In The News
Closing Schools To Control Flu Epidemic Puts Jobs At Risk
You know that note you get from the school nurse asking you to consider leaving your child at home at the first signs of the sniffles and cough? Well, she’s on to something. Turns out Canadian researchers have found compelling evidence that keeping kids at home, or better yet, that closing schools altogether, is an effective way to control a flu epidemic.
Most parents of school-aged kids such as myself have seen it first hand where one kid in your child’s class comes in, and then next thing you know, your own child is stricken with the flu. I doubt many of us would argue that keeping kids home, away from the contagions so often found and rapidly spread in a classroom environment, is a bad idea – but good luck finding an employer who would agree or even care.

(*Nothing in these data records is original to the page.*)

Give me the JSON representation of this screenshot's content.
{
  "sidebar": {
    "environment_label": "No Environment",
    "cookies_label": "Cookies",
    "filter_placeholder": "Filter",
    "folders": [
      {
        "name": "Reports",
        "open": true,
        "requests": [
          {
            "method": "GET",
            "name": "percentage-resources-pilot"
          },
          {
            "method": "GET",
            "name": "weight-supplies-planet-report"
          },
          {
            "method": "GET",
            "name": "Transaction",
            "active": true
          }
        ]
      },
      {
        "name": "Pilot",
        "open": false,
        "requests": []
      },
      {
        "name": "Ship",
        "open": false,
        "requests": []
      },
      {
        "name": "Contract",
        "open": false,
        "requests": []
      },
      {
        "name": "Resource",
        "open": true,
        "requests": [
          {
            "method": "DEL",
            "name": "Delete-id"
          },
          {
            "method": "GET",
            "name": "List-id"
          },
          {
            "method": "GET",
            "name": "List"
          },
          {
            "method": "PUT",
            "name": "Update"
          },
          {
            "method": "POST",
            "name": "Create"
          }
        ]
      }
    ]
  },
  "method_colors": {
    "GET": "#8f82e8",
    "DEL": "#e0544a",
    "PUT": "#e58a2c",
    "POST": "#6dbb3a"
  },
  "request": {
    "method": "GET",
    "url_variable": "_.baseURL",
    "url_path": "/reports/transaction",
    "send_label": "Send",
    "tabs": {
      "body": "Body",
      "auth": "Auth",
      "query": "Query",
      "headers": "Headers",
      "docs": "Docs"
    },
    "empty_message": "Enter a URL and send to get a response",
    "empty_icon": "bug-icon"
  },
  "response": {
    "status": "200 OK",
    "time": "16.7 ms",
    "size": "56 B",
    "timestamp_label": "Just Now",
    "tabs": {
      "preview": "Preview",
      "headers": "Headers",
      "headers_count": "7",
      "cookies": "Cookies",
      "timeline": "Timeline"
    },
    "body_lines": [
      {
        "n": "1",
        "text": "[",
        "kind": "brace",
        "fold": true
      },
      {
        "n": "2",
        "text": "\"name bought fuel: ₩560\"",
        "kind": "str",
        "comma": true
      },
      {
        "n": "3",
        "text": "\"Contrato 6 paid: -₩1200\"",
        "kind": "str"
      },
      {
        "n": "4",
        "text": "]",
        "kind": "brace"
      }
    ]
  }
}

When my teen was only less than a year old, and I was a single mom experiencing borderline poverty, I worked as a low level secretary at a department that published legal books for a major publisher here in NYC. My bosses consisted of about 5 lawyers turned editors: 4 men and one woman. It was a cold winter and I placed my child in daycare. He immediately became ill with fevers, coughs, stomach virus, the works. I missed a lot of days from work as the daycare center didn’t want him to come in – to avoid getting the other kids sick – and I frequently visited the doctor trying to find ways to improve his failing health.
On a snowy afternoon, as I made my way back home from a doctor’s visit for my sick baby, I got a call from my female boss wondering when I would be back to work. After explaining that my child was sick and doctors couldn’t treat him, she firmly said, “Figure it out, or else.”
A few weeks later they called me into human resources and fired me – but not before offering me 3 months continued health insurance if I signed an agreement to not sue them, which of course, I did.
That night, with no job, no support, a sick baby and on the verge of homelessness, my son had his first of many febrile seizures.
I think of the stress and sadness of those days every single time one of my kids gets sick and they have to stay home. As someone who works from home, I don’t have to worry about calling a boss or having to explain that my child is sick. My husband, who works out at an office, also has the reassurance that I will be there for our boys. But there are many others, either single or with partners, who can’t take the time off from work to care for their children when schools close or the nurse advices they not go in.
Though I agree that what the scientists have found can be a great answer to reducing the risks of any epidemic, I know that we don’t live in a society where employers really care and where putting family first can be professional suicide.
As career women who choose to have a family we are often forced to let go of our jobs in order to better care for them, unless we have the financial support – or family – to help us, something which a lot of American families do not.
Until we can change how this country prioritizes the time we need for our families and we establish a better life/work balance, I doubt that any scientific finding will make much of a difference in how we can better deal with the flu and epidemics overall.